In Memoriam: Leo J. O'Brien

Leo J. O'Brien

Former LLS Dean Leo J. O'Brien passed away last year after a long and distinguished career as a lawyer, law professor, and law school administrator. O'Brien served as dean of the law school from 1969-73, a period that saw a spike in student population: the 1970 graduating class was 101, and the 1973 graduating class was 335. O'Brien's tenure also saw the advent of a focus at the law school on clinical experiential training. A faculty fellowship, currently held by Professor Eric Miller, is named in O'Brien's honor.

O’Brien grew up in San Francisco and graduated from the University of San Francisco Law School. During the Korean War, he served in the Pentagon as a First Lieutenant in the U.S. Army in the Judge Advocate General's (JAG) Corps. After the war, he received his LLM from Georgetown University and joined San Francisco law firm Hoberg and Finger. He began his career in legal education at his alma mater, USF Law School, and served as dean of Gonzaga University School of Law before he was appointed ninth dean of Loyola Law School following a national search.

O’Brien is remembered as restoring steady leadership and long-term planning at Loyola Law School following a succession of short deanships. The need for an expanded campus footprint to accommodate the rapidly growing student body became clear during his tenure, and he was dedicated to providing opportunities for lower-income students. Students began to gain clinical experience providing free legal aid to local residents and working with the Legal Aid Foundation of Los Angeles.

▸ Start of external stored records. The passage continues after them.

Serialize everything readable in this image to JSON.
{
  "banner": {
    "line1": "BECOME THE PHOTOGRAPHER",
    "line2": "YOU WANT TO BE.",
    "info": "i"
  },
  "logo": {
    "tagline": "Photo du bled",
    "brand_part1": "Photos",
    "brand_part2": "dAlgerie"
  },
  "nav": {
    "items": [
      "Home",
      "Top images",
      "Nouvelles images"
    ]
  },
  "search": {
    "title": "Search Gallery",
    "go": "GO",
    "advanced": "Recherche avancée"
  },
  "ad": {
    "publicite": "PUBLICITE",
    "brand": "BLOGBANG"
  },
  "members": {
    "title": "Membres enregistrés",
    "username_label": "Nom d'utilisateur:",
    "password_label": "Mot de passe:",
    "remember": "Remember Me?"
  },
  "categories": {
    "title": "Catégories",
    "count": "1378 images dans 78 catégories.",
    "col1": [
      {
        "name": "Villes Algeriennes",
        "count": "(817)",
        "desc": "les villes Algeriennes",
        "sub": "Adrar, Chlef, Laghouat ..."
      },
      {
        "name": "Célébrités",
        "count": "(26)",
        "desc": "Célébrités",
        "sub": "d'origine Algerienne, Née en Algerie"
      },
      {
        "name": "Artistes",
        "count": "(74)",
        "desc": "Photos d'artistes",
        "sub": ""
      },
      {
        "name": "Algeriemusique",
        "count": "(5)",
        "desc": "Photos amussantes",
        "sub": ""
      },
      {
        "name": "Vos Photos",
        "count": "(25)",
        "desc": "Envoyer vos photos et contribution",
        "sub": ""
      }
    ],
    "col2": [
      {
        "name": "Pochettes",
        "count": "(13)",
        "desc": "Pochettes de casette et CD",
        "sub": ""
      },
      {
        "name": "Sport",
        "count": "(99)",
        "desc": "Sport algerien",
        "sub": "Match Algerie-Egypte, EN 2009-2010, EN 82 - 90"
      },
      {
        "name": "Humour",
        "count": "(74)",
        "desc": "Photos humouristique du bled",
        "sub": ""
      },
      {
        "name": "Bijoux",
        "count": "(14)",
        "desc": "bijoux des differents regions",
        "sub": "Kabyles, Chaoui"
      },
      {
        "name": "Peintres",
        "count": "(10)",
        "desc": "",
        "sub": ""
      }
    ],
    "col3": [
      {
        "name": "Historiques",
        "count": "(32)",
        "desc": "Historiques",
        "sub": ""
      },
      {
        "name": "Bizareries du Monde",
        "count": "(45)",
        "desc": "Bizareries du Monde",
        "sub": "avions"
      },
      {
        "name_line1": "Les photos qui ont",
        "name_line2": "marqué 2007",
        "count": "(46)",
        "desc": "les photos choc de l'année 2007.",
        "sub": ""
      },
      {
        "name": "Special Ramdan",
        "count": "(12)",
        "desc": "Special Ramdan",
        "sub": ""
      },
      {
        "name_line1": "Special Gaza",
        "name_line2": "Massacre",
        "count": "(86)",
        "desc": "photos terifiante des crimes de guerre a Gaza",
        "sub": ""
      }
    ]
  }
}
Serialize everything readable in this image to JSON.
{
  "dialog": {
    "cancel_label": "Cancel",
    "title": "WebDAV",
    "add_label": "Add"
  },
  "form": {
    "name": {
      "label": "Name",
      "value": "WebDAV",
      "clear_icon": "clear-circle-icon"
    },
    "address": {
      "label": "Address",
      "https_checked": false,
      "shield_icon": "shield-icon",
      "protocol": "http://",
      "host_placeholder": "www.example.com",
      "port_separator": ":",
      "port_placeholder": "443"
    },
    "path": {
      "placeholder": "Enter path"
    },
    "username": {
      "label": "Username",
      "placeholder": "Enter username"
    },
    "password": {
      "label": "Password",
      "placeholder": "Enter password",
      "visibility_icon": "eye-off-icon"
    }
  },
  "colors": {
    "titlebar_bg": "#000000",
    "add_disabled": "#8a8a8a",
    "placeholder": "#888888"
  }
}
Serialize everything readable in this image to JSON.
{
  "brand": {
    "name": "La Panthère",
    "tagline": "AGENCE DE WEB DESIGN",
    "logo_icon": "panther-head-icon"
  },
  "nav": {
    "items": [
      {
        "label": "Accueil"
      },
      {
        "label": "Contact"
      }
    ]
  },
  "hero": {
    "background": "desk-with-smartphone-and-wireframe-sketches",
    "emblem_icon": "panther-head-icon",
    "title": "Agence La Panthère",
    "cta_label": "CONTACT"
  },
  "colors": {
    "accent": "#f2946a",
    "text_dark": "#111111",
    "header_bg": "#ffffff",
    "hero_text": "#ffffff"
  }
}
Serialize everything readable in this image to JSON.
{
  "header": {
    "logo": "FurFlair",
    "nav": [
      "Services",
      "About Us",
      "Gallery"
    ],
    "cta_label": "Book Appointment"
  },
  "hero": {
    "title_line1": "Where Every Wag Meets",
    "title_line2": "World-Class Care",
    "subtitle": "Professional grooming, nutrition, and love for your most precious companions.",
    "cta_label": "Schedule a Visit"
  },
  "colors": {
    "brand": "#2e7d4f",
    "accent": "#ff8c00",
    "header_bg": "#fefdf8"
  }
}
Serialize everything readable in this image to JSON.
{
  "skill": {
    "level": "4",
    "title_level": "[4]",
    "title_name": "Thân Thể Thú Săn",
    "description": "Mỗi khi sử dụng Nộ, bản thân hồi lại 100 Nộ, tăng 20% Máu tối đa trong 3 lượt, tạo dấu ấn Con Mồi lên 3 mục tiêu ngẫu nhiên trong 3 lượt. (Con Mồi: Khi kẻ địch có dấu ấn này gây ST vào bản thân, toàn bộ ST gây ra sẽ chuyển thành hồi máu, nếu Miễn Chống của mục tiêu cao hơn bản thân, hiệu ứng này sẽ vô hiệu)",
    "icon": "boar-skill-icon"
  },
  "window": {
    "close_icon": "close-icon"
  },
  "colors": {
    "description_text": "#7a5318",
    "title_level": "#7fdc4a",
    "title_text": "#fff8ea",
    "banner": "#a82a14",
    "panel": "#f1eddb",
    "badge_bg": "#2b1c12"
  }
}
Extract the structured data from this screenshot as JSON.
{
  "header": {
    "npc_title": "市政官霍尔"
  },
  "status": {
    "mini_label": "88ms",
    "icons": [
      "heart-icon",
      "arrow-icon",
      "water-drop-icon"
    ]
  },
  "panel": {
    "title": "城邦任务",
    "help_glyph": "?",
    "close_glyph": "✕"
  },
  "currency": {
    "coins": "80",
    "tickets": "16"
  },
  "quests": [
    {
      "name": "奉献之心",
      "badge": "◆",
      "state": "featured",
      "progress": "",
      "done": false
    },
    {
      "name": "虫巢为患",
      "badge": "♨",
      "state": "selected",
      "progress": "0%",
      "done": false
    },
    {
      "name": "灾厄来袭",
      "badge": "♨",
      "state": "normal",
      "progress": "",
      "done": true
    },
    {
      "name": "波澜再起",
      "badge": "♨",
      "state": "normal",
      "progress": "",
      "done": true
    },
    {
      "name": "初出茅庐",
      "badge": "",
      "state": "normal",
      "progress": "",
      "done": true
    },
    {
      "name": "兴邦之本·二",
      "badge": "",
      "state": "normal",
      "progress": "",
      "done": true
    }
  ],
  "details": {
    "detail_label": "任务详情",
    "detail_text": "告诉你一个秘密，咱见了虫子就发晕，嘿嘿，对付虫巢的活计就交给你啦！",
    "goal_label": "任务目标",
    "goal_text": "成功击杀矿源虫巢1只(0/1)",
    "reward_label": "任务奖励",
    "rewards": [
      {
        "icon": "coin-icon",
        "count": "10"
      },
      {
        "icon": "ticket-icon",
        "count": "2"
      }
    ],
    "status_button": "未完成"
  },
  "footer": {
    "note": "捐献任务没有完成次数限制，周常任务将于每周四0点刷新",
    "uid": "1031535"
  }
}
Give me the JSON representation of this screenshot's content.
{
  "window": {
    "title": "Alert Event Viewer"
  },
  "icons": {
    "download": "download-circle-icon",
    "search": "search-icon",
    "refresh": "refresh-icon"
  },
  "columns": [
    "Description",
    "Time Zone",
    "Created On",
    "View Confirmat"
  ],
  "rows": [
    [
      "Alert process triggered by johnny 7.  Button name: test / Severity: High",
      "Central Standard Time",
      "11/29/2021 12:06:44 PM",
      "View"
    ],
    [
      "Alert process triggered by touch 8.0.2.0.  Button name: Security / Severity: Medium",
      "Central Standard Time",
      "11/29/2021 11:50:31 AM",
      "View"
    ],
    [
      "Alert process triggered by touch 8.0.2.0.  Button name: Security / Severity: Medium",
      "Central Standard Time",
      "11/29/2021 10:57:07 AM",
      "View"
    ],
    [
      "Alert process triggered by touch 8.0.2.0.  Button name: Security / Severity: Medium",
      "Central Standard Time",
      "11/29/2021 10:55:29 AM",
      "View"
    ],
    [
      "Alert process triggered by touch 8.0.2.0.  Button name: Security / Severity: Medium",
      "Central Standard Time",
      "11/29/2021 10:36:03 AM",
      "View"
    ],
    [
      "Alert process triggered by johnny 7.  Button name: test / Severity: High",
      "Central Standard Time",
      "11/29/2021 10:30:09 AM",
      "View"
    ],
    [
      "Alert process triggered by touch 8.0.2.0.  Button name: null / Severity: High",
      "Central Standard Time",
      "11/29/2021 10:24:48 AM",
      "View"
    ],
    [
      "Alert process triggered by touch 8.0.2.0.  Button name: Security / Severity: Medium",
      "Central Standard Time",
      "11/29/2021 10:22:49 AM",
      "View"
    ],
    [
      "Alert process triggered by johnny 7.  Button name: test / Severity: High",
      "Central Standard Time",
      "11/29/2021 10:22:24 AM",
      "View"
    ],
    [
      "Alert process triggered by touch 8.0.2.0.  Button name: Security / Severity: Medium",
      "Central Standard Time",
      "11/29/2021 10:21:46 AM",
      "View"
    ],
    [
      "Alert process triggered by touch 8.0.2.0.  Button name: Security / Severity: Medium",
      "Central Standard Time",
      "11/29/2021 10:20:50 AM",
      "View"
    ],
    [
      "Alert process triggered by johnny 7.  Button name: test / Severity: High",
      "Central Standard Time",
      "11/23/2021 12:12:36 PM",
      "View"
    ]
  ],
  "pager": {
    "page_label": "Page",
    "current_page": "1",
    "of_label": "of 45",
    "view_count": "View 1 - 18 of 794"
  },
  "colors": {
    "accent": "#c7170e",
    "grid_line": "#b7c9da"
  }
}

After leaving Loyola in 1973, O’Brien went back to teaching. Throughout his career he taught on the law faculties of Georgetown, U.C. Berkeley, University of Michigan, University of San Diego and Washington and Lee, and taught specialty programs at Princeton, University of North Carolina, and Trinity College in Dublin, Ireland.